    ...a workaround to get around Intel's current chipset debate with NVIDIA. NVIDIA's current debacle with chipset flaws with integrated video, as well as discrete MXM cards overheating over the last couple of years, and the fact that they alternate between AMD and Intel chipsets and aren't on an Intel schedule at this time means this is the only option for them to offer their graphics on Intel's new Core iX CPU-based systems for Q2 of this year.
    Joe_Raby
  • Note to editor: it's spelled "NVIDIA", all caps, not "nVidia"

    To my knowledge, it has never been typed as "nVidia". The logo would be alliterated as "nVIDIA", but that is only done in the logo and is a result of the custom typeface that they use.
    Joe_Raby
  • Not if you gave it to me free.

    Graphics, lap tops and DRIVER updates have been teh bane of lap tops for years.

    Hello NVIDIA, I need to update my graphics driver to solve a few issues.

    Dear customer, go talk to the lap top maker.

    Hello Dell, I need to update my graphics driver.

    Dear customer, sorry we don't have one.
    No_Ax_to_Grind
  • RE: nVidia Optimus laptop tech switches between discrete GPU, Intel integrated graphics

    Apple already does it. It's no big thing.
    Peteyboy1
  • RE: nVidia Optimus laptop tech switches between discrete GPU, Intel integrated graphics

    so how does this stack up to ion, or is ion a part of
    this?
    Naryan
  • Why does this sound like the 6 month old ASUS UL(20-80)vt?

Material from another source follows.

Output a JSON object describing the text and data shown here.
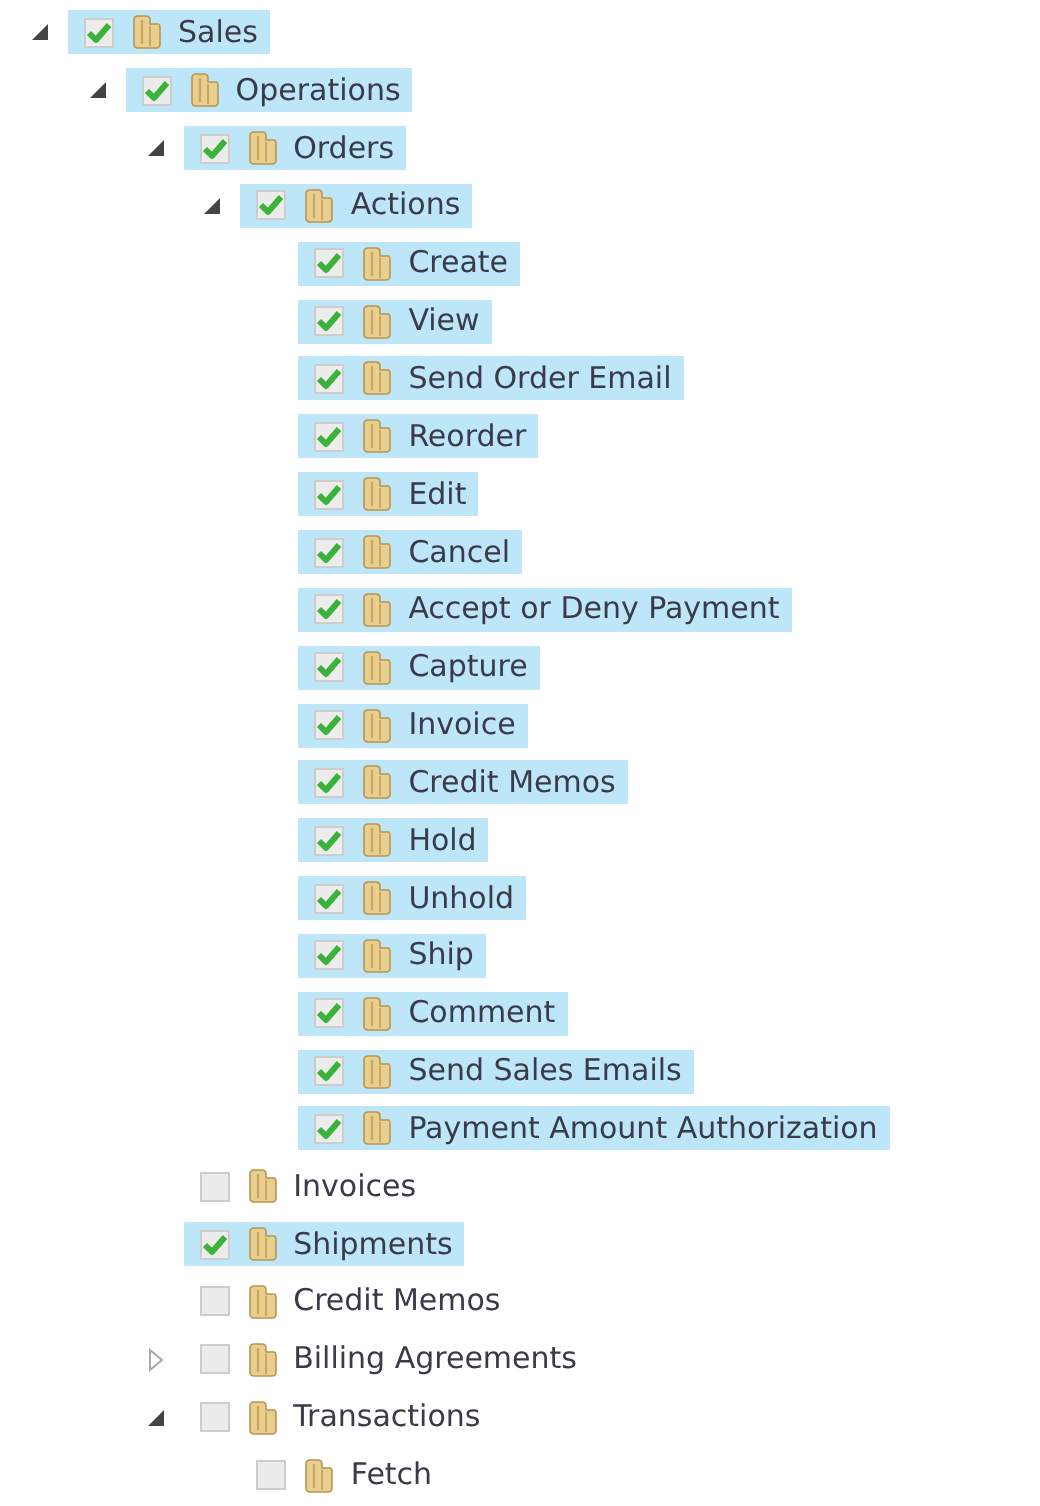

    If I'm not mistaken, these already existed back in October. I already bought my wife one in November, UL80vt-X1. She love it due to the looong battery life, about 8-9.5hrs, and Win 7 64-bit appears to make no performance sacrifice. To turn on/off G210 M, simply press button in the upper left corner. Screen will dim and power consumption goes way down. Plenty of outstanding reviews on the net. BTW: From a spec point of view, the G210M and G310M are practically the same.
    Oxwax